There aren’t that many ways double glazing businesses can protect themselves against rogue customers and those that try to make life difficult for the company. After years of claim culture, businesses have very few rights and the consumers have an unfair amount. Still, there are ways in which you can run a business which then has it’s own forms of protection.
First some context. A popular member of our Twitter community last week tweeted about finishing a conservatory with a very large outstanding balance that remained as the job was finished. They went on to say that the customer had informed them they were going away for a week and would pay the very large outstanding balance when they got back. Rightly, the industry responded with disgust, surprise and sympathy for the company.
The conversation progressed and it turns out the company didn’t take stage payments for conservatories. I think out of courtesy to the customer and to appear not to be money grabbing, which is a commendable thought and a good way to look different from the cowboys. However, it does leave the customer holding all the cards and very little the company can do when these sorts of situations arise.

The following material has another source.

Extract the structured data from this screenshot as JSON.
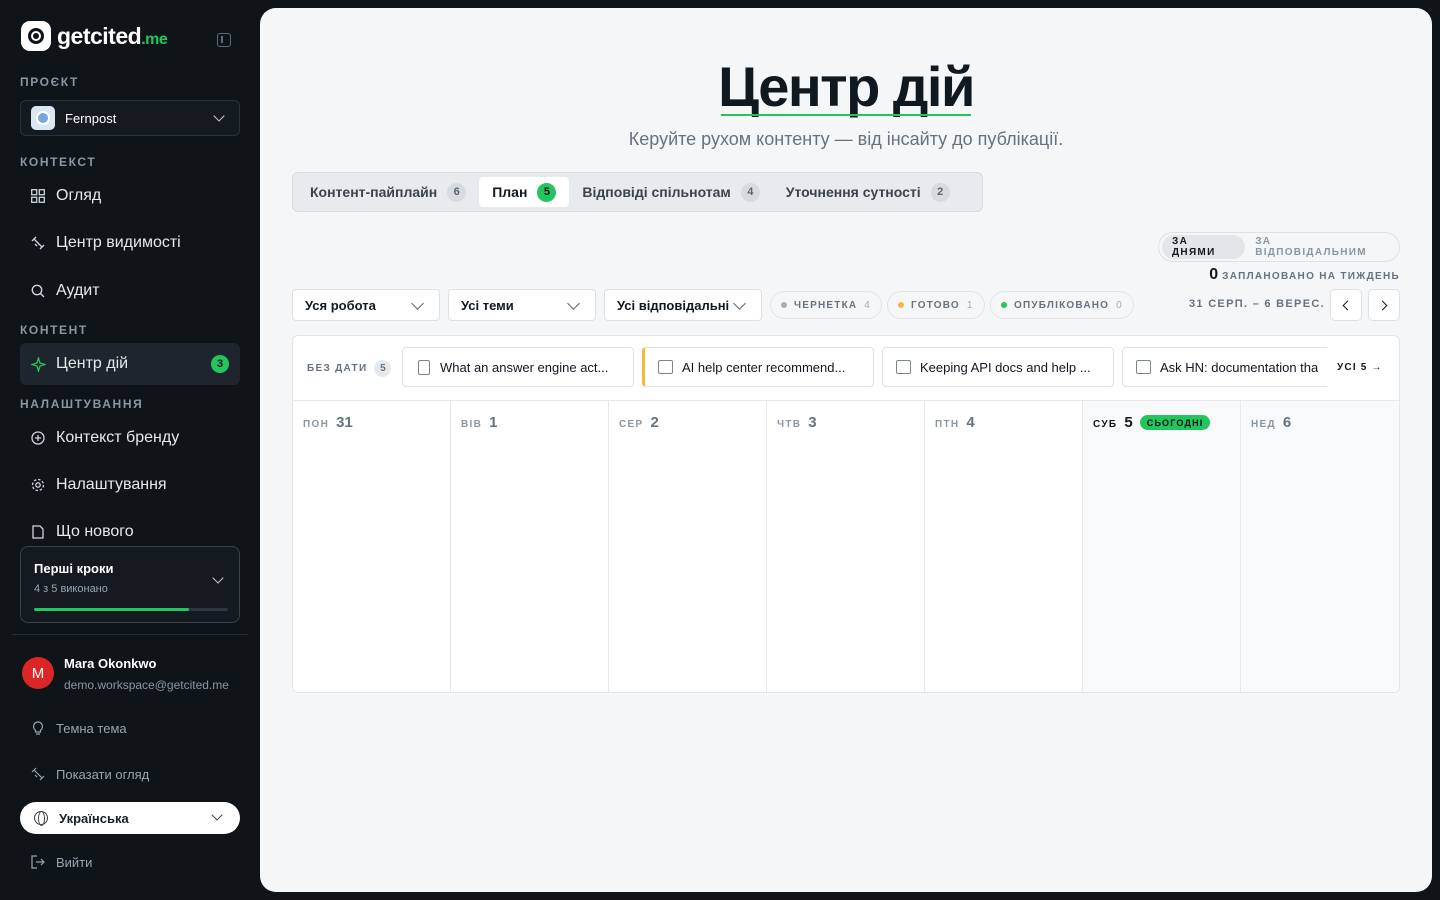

We as a company do take stage payments. We take an initial deposit, then split the remaining amount up 3 times to reflect the progress of work, then leave a small amount, say £1000, right at the very end. If the customer feels there is something that needs to be put right then they can withhold that final amount until the issues are rectified. Whilst at the same time we have received the majority of the value of the contract and doesn’t leave us with a cash flow problem.
Stage payments are important for business. It keeps a healthy cash flow in place and it does provide a form of protection from those customers who are determined to be difficult when it comes to paying balances. We all know that our industry does get abused by certain customers. The phrase “the customer is always right” definitely does not apply to all and it is important that we as businesses operate in a way which does provide a form of natural protection against abuses by customers.
I have said before on many occasions that it seems that consumers have far more rights and protection than businesses do and that businesses are now treated with very high levels of disrespect. I personally blame the media and TV’s programmes that encourage people to barter for absolutely everything, unfairly forcing prices down and being taught that business is there to be abused!